Mission Shaped Big E: June 3-5, 2008

About 17 people gathered at Vaughan Park, Long Bay in Auckland from June 3-5 to discuss Mission-Shaped Youth Ministry. This phrase has come out of the Church of England, and in particular, from a report published in 2005 exploring church planting and fresh expressions of church in a changing context. The basic idea is that we are increasingly in a non-Christian context in New Zealand, where a very large proportion of young people in particular know nothing of the gospel. Mission-shaped church suggests that we need to seek ways to plant the gospel in this context with no expectation of what shape the church those who respond might develop. This is very different from nearly all our models currently used which aim at brining young people into existing church structures. The point of the Big E was to offer a place where key figures in the Anglican, Methodist and Presbyterian churches could have a conversation about what if anything this might offer our understanding and practice of youth ministry here in New Zealand.

Several people were invited to help resource that conversation. Nigel Hanscamp from the Methodist Mission Resourcing Unit reminded us that it is God’s mission we are engaging in. He helped us explore what mission might be, and suggested that to be missional the church needs to have 3 conversations, with the poor, with our culture and with other religions. He suggested that the values of mission are: start with the Trinity, incarnational, transformational, relational, and disciple making.

Dave Wells from the Bible College of NZ reminded us to keep the gospel at the centre of our ministry. There were several stories told about how people were working out how this might look in your own situations. How do we use it, how do we live it? He also offered a critique of the un-thought through use of Purpose-driven youth ministry which stimulated a lot of discussion.

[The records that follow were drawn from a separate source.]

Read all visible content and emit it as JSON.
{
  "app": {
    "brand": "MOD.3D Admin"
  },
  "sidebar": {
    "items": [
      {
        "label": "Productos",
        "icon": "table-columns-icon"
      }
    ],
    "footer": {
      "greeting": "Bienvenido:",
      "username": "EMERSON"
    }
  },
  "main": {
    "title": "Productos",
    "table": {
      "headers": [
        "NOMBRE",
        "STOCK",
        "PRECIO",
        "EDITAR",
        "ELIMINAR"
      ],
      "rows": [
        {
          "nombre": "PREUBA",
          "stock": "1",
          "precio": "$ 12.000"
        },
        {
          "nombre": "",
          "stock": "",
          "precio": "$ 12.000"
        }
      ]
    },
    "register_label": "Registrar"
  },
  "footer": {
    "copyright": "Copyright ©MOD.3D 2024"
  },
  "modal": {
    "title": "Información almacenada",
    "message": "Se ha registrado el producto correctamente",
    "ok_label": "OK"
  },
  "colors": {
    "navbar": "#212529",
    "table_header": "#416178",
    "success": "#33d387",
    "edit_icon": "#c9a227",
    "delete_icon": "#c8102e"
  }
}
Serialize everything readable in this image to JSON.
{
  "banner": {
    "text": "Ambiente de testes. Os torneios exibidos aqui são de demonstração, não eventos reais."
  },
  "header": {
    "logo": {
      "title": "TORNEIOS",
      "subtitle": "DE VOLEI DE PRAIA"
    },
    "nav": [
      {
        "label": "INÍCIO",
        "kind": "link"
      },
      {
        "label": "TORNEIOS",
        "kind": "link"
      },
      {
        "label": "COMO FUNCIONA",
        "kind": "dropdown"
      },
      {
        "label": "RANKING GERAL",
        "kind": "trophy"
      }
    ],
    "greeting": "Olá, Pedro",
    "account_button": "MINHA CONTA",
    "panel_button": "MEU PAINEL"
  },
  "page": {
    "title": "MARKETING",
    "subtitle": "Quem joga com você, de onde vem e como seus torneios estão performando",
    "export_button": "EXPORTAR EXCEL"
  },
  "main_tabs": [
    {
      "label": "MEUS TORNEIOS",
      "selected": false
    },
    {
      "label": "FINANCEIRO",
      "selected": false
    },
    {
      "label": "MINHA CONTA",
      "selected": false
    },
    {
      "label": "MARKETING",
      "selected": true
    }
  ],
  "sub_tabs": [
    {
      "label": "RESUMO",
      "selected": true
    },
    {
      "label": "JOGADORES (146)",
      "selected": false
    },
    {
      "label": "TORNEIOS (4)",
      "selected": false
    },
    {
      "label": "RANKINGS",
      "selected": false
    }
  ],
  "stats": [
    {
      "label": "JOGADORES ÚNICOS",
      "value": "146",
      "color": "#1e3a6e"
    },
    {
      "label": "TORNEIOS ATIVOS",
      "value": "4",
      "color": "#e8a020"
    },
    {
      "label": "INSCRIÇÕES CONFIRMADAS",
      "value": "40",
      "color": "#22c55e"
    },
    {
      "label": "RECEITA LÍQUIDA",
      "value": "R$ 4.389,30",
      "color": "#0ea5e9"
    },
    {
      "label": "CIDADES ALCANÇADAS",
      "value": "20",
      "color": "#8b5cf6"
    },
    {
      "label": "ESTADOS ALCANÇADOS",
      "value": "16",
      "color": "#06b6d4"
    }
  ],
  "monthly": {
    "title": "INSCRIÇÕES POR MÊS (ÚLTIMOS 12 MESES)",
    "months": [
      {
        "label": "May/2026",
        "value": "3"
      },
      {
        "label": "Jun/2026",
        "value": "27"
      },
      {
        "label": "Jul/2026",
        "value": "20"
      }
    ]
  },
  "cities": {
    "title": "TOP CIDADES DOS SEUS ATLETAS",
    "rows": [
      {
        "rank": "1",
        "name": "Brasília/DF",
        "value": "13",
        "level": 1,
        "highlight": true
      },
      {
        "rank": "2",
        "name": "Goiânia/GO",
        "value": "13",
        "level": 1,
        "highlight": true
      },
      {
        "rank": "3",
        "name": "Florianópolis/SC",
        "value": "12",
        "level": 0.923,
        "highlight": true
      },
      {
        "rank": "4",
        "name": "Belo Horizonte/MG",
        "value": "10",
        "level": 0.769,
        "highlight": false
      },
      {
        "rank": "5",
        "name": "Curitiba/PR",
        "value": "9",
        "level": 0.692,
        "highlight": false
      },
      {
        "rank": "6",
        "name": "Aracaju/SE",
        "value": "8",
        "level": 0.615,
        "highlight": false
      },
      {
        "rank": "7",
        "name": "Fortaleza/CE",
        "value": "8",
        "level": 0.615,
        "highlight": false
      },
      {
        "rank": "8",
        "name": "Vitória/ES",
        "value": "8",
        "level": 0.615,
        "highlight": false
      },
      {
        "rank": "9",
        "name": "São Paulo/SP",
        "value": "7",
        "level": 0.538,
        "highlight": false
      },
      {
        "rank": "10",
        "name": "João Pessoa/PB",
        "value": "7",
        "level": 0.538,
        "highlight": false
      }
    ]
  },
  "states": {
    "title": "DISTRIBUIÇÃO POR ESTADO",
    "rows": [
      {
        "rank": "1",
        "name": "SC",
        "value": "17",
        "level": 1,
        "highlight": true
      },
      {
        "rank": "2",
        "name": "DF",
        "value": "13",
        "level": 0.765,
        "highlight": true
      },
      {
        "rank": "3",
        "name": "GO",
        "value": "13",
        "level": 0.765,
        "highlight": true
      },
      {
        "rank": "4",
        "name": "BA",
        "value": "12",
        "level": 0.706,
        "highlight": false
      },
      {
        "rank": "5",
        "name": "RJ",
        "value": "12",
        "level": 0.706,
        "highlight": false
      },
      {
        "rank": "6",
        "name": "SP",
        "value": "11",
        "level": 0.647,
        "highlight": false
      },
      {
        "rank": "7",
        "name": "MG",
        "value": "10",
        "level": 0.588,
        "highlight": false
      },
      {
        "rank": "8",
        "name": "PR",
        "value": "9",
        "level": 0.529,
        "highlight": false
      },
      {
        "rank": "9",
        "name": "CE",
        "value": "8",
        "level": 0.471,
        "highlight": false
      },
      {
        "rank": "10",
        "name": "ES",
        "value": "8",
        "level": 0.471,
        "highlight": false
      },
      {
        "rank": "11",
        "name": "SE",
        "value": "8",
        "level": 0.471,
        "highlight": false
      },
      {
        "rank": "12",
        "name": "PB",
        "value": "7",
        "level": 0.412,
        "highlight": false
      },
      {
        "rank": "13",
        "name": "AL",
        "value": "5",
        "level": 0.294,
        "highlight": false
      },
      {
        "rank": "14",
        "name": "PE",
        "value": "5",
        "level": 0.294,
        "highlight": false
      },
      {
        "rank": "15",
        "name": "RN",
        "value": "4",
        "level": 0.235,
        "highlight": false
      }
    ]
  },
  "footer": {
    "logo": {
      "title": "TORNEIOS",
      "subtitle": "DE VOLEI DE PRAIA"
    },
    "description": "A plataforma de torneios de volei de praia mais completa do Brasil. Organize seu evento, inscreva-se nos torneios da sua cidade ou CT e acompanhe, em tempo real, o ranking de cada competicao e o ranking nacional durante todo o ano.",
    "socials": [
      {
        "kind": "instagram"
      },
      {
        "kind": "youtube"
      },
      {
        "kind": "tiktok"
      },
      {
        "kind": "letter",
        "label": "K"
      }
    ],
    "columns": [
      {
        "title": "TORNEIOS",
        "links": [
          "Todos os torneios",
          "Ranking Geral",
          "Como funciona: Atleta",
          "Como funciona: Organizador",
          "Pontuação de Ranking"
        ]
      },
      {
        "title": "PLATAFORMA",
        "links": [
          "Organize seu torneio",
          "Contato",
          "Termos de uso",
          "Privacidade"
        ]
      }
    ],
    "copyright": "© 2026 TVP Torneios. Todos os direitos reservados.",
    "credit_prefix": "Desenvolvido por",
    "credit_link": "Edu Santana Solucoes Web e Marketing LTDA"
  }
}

Michael Hughes, author of “Young Hearts be Free”, spoke about his research into Liberation Theology, youth ministry and mission. It raises the question of how do we assist young people to develop their own theological voice, and to act on that theology in their everyday life. He also asked how young people are oppressed in our churches, which of course raises the issue of how the oppressed become the oppressors when they grow older.

Jacky Sewell from St John’s Anglican Theological College pulled together a whole lot of research on young people which helped us gain a large canvas vies of what is going of=n for young people here. For many of us, it was amazing to see the change in youth suicide statistics, but we wondered why aren’t there headlines? We youth workers we need to be much more articulate about refusing to define young people as a problem. And we need to play a vital role as youth advocates in insisting on attending to the spiritual dimension in public research.

Mary-Jane Konings, the studentsoul (National) Facilitator offered studentsoul as an example of a church plant which is intentionally missional, and sees young people as ‘the church’, not just ‘the leaders of the future’. Students are taught and equipped to be leaders, given opportunities to serve, and challenged to grow. Young Life in Auckland came and talked about their work in schools in the Howick area. We spent time telling our own stories of being missional.

But in the end how much of what we do really is missional? How much really engages young people who have no knowledge of the gospel? How much is built on the assumption that church as we do it will be what will help them grow in their faith and to engage in God’s mission? There is a lot of good creative youth ministry endeavours which seek to help young people who are or who have been a part of the church engage in the gospel in new and creative ways. Many of these allow these young people to remain in church. But very few endeavours, if any, truly engage with young people with no church background. And even those expect young people to join church as we know it. To be mission-shaped, to palnt with not expectations of what will emerge. That is much harder, and we have much more work to do.